What the task requires: Take every line containing "title" out of the records.

Collected data
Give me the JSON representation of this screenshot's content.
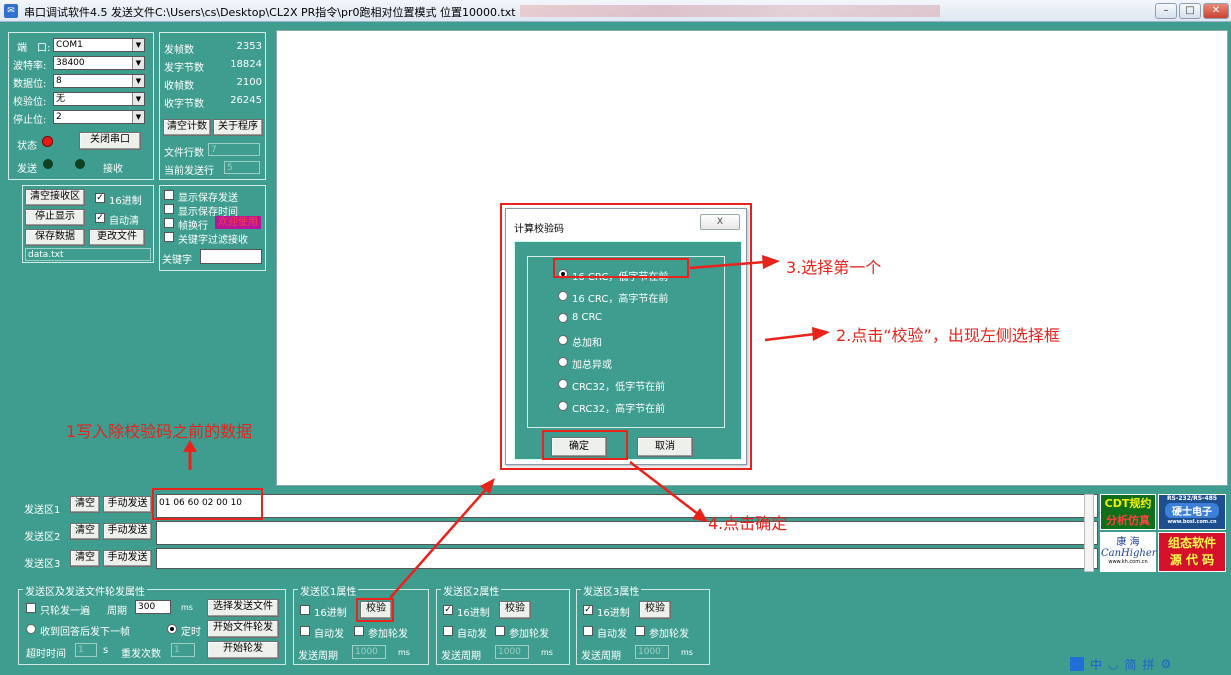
{
  "window": {
    "title": "串口调试软件4.5 发送文件C:\\Users\\cs\\Desktop\\CL2X PR指令\\pr0跑相对位置模式 位置10000.txt"
  },
  "port_settings": {
    "port_label": "端　口:",
    "port_value": "COM1",
    "baud_label": "波特率:",
    "baud_value": "38400",
    "databits_label": "数据位:",
    "databits_value": "8",
    "parity_label": "校验位:",
    "parity_value": "无",
    "stopbits_label": "停止位:",
    "stopbits_value": "2",
    "status_label": "状态",
    "close_port": "关闭串口",
    "send_label": "发送",
    "recv_label": "接收"
  },
  "counters": {
    "tx_frames_label": "发帧数",
    "tx_frames": "2353",
    "tx_bytes_label": "发字节数",
    "tx_bytes": "18824",
    "rx_frames_label": "收帧数",
    "rx_frames": "2100",
    "rx_bytes_label": "收字节数",
    "rx_bytes": "26245",
    "clear_count": "清空计数",
    "about": "关于程序",
    "file_lines_label": "文件行数",
    "file_lines": "7",
    "current_line_label": "当前发送行",
    "current_line": "5"
  },
  "recv_controls": {
    "clear_recv": "清空接收区",
    "hex16": "16进制",
    "stop_display": "停止显示",
    "auto_clear": "自动清",
    "save_data": "保存数据",
    "change_file": "更改文件",
    "file_name": "data.txt"
  },
  "display_options": {
    "show_save_send": "显示保存发送",
    "show_save_time": "显示保存时间",
    "frame_newline": "帧换行",
    "welcome": "欢迎使用",
    "keyword_filter": "关键字过滤接收",
    "keyword_label": "关键字"
  },
  "dialog": {
    "title": "计算校验码",
    "close": "X",
    "options": [
      "16 CRC，低字节在前",
      "16 CRC，高字节在前",
      "8 CRC",
      "总加和",
      "加总异或",
      "CRC32，低字节在前",
      "CRC32，高字节在前"
    ],
    "selected_index": 0,
    "ok": "确定",
    "cancel": "取消"
  },
  "annotations": {
    "a1": "1写入除校验码之前的数据",
    "a2": "2.点击“校验”，出现左侧选择框",
    "a3": "3.选择第一个",
    "a4": "4.点击确定"
  },
  "send_areas": [
    {
      "label": "发送区1",
      "clear": "清空",
      "manual": "手动发送",
      "text": "01 06 60 02 00 10"
    },
    {
      "label": "发送区2",
      "clear": "清空",
      "manual": "手动发送",
      "text": ""
    },
    {
      "label": "发送区3",
      "clear": "清空",
      "manual": "手动发送",
      "text": ""
    }
  ],
  "ads": {
    "cdt1": "CDT规约",
    "cdt2": "分析仿真",
    "rs_top": "RS-232/RS-485",
    "rs_mid": "硬士电子",
    "rs_url": "www.bosl.com.cn",
    "kh1": "康 海",
    "kh2": "CanHigher",
    "kh3": "www.kh.com.cn",
    "zt1": "组态软件",
    "zt2": "源 代 码"
  },
  "bottom": {
    "rotate_group": "发送区及发送文件轮发属性",
    "once_label": "只轮发一遍",
    "period_label": "周期",
    "period_value": "300",
    "ms": "ms",
    "select_file": "选择发送文件",
    "wait_reply": "收到回答后发下一帧",
    "timed": "定时",
    "start_file_rotate": "开始文件轮发",
    "timeout_label": "超时时间",
    "timeout_value": "1",
    "s": "s",
    "retry_label": "重发次数",
    "retry_value": "1",
    "start_rotate": "开始轮发",
    "area1_group": "发送区1属性",
    "area2_group": "发送区2属性",
    "area3_group": "发送区3属性",
    "hex16": "16进制",
    "checksum": "校验",
    "auto_send": "自动发",
    "join_rotate": "参加轮发",
    "send_period": "发送周期",
    "period_default": "1000"
  },
  "tray": [
    "中",
    "简",
    "拼",
    "⚙"
  ]
}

Solution for this problem:
    "title": "串口调试软件4.5 发送文件C:\\Users\\cs\\Desktop\\CL2X PR指令\\pr0跑相对位置模式 位置10000.txt"
    "title": "计算校验码",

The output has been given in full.